REQUIRED ACTION: Reprint every line of the data, keeping each character intact.

DATA TO PROCESS:
——————

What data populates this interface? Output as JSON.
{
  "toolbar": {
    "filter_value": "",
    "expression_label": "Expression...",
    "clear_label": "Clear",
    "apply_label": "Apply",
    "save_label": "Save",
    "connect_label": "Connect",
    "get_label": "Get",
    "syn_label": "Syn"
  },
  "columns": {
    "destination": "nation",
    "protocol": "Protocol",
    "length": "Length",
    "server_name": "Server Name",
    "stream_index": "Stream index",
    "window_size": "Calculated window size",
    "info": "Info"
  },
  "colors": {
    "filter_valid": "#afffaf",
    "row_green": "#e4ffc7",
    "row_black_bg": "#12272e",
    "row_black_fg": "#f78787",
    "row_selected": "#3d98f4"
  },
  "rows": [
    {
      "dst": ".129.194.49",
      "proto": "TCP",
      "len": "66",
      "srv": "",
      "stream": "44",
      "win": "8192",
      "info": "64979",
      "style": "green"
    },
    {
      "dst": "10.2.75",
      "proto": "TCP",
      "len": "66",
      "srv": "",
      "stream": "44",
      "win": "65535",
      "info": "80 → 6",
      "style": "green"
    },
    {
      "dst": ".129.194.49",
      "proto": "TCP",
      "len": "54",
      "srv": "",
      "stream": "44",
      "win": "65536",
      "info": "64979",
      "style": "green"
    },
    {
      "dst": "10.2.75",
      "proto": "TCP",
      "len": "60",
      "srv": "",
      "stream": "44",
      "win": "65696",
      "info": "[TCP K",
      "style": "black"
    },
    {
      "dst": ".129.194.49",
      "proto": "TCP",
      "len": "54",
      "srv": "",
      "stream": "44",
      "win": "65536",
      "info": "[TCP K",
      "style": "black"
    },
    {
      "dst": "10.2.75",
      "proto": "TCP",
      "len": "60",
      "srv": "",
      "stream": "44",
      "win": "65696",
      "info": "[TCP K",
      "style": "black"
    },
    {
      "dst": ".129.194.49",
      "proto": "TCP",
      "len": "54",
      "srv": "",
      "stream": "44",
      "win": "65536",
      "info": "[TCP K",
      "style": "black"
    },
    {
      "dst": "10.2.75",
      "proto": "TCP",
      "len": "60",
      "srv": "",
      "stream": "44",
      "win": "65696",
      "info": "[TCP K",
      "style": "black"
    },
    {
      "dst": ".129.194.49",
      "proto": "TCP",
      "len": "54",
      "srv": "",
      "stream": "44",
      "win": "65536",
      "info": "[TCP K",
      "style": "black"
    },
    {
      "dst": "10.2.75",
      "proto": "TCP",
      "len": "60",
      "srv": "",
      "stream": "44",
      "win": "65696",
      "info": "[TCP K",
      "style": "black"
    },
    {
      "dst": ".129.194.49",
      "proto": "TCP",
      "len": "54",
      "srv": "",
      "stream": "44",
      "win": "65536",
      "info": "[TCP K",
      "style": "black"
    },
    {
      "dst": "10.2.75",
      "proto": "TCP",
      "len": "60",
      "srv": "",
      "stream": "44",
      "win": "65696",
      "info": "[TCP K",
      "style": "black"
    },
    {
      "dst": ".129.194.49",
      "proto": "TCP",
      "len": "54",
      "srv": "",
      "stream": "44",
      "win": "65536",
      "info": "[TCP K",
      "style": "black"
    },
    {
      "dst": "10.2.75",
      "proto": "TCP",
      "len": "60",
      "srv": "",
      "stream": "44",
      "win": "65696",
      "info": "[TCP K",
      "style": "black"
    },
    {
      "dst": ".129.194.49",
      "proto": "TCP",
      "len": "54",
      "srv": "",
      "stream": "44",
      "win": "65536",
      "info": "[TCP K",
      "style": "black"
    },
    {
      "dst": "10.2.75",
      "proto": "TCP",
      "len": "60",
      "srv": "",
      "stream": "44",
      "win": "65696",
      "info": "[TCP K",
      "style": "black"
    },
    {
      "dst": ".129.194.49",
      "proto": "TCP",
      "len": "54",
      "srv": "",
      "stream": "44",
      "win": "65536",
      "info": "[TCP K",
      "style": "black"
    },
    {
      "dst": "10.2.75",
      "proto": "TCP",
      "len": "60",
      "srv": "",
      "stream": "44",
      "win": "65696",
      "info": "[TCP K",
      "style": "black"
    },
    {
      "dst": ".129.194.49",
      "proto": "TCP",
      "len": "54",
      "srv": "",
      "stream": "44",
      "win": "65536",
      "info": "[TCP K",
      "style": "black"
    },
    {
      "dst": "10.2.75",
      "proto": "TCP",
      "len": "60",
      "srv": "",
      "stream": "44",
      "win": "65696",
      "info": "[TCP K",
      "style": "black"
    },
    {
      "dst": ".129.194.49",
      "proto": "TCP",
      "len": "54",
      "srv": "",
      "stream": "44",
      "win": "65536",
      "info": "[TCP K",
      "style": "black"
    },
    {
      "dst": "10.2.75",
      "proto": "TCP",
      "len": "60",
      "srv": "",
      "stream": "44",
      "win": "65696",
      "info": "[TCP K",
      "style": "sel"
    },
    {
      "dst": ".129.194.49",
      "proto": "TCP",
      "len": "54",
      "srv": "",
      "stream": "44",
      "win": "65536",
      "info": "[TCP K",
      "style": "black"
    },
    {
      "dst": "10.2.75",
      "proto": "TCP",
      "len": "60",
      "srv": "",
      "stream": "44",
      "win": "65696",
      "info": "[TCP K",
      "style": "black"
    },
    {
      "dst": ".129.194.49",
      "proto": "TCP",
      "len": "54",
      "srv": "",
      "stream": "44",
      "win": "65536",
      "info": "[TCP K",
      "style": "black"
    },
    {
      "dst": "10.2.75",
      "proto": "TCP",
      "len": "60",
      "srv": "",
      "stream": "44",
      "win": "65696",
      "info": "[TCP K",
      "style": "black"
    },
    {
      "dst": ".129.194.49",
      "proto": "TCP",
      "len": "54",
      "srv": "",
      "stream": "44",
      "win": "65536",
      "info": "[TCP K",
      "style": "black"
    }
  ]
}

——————

COMPLETED TASK:
What data populates this interface? Output as JSON.
{
  "toolbar": {
    "filter_value": "",
    "expression_label": "Expression...",
    "clear_label": "Clear",
    "apply_label": "Apply",
    "save_label": "Save",
    "connect_label": "Connect",
    "get_label": "Get",
    "syn_label": "Syn"
  },
  "columns": {
    "destination": "nation",
    "protocol": "Protocol",
    "length": "Length",
    "server_name": "Server Name",
    "stream_index": "Stream index",
    "window_size": "Calculated window size",
    "info": "Info"
  },
  "colors": {
    "filter_valid": "#afffaf",
    "row_green": "#e4ffc7",
    "row_black_bg": "#12272e",
    "row_black_fg": "#f78787",
    "row_selected": "#3d98f4"
  },
  "rows": [
    {
      "dst": ".129.194.49",
      "proto": "TCP",
      "len": "66",
      "srv": "",
      "stream": "44",
      "win": "8192",
      "info": "64979",
      "style": "green"
    },
    {
      "dst": "10.2.75",
      "proto": "TCP",
      "len": "66",
      "srv": "",
      "stream": "44",
      "win": "65535",
      "info": "80 → 6",
      "style": "green"
    },
    {
      "dst": ".129.194.49",
      "proto": "TCP",
      "len": "54",
      "srv": "",
      "stream": "44",
      "win": "65536",
      "info": "64979",
      "style": "green"
    },
    {
      "dst": "10.2.75",
      "proto": "TCP",
      "len": "60",
      "srv": "",
      "stream": "44",
      "win": "65696",
      "info": "[TCP K",
      "style": "black"
    },
    {
      "dst": ".129.194.49",
      "proto": "TCP",
      "len": "54",
      "srv": "",
      "stream": "44",
      "win": "65536",
      "info": "[TCP K",
      "style": "black"
    },
    {
      "dst": "10.2.75",
      "proto": "TCP",
      "len": "60",
      "srv": "",
      "stream": "44",
      "win": "65696",
      "info": "[TCP K",
      "style": "black"
    },
    {
      "dst": ".129.194.49",
      "proto": "TCP",
      "len": "54",
      "srv": "",
      "stream": "44",
      "win": "65536",
      "info": "[TCP K",
      "style": "black"
    },
    {
      "dst": "10.2.75",
      "proto": "TCP",
      "len": "60",
      "srv": "",
      "stream": "44",
      "win": "65696",
      "info": "[TCP K",
      "style": "black"
    },
    {
      "dst": ".129.194.49",
      "proto": "TCP",
      "len": "54",
      "srv": "",
      "stream": "44",
      "win": "65536",
      "info": "[TCP K",
      "style": "black"
    },
    {
      "dst": "10.2.75",
      "proto": "TCP",
      "len": "60",
      "srv": "",
      "stream": "44",
      "win": "65696",
      "info": "[TCP K",
      "style": "black"
    },
    {
      "dst": ".129.194.49",
      "proto": "TCP",
      "len": "54",
      "srv": "",
      "stream": "44",
      "win": "65536",
      "info": "[TCP K",
      "style": "black"
    },
    {
      "dst": "10.2.75",
      "proto": "TCP",
      "len": "60",
      "srv": "",
      "stream": "44",
      "win": "65696",
      "info": "[TCP K",
      "style": "black"
    },
    {
      "dst": ".129.194.49",
      "proto": "TCP",
      "len": "54",
      "srv": "",
      "stream": "44",
      "win": "65536",
      "info": "[TCP K",
      "style": "black"
    },
    {
      "dst": "10.2.75",
      "proto": "TCP",
      "len": "60",
      "srv": "",
      "stream": "44",
      "win": "65696",
      "info": "[TCP K",
      "style": "black"
    },
    {
      "dst": ".129.194.49",
      "proto": "TCP",
      "len": "54",
      "srv": "",
      "stream": "44",
      "win": "65536",
      "info": "[TCP K",
      "style": "black"
    },
    {
      "dst": "10.2.75",
      "proto": "TCP",
      "len": "60",
      "srv": "",
      "stream": "44",
      "win": "65696",
      "info": "[TCP K",
      "style": "black"
    },
    {
      "dst": ".129.194.49",
      "proto": "TCP",
      "len": "54",
      "srv": "",
      "stream": "44",
      "win": "65536",
      "info": "[TCP K",
      "style": "black"
    },
    {
      "dst": "10.2.75",
      "proto": "TCP",
      "len": "60",
      "srv": "",
      "stream": "44",
      "win": "65696",
      "info": "[TCP K",
      "style": "black"
    },
    {
      "dst": ".129.194.49",
      "proto": "TCP",
      "len": "54",
      "srv": "",
      "stream": "44",
      "win": "65536",
      "info": "[TCP K",
      "style": "black"
    },
    {
      "dst": "10.2.75",
      "proto": "TCP",
      "len": "60",
      "srv": "",
      "stream": "44",
      "win": "65696",
      "info": "[TCP K",
      "style": "black"
    },
    {
      "dst": ".129.194.49",
      "proto": "TCP",
      "len": "54",
      "srv": "",
      "stream": "44",
      "win": "65536",
      "info": "[TCP K",
      "style": "black"
    },
    {
      "dst": "10.2.75",
      "proto": "TCP",
      "len": "60",
      "srv": "",
      "stream": "44",
      "win": "65696",
      "info": "[TCP K",
      "style": "sel"
    },
    {
      "dst": ".129.194.49",
      "proto": "TCP",
      "len": "54",
      "srv": "",
      "stream": "44",
      "win": "65536",
      "info": "[TCP K",
      "style": "black"
    },
    {
      "dst": "10.2.75",
      "proto": "TCP",
      "len": "60",
      "srv": "",
      "stream": "44",
      "win": "65696",
      "info": "[TCP K",
      "style": "black"
    },
    {
      "dst": ".129.194.49",
      "proto": "TCP",
      "len": "54",
      "srv": "",
      "stream": "44",
      "win": "65536",
      "info": "[TCP K",
      "style": "black"
    },
    {
      "dst": "10.2.75",
      "proto": "TCP",
      "len": "60",
      "srv": "",
      "stream": "44",
      "win": "65696",
      "info": "[TCP K",
      "style": "black"
    },
    {
      "dst": ".129.194.49",
      "proto": "TCP",
      "len": "54",
      "srv": "",
      "stream": "44",
      "win": "65536",
      "info": "[TCP K",
      "style": "black"
    }
  ]
}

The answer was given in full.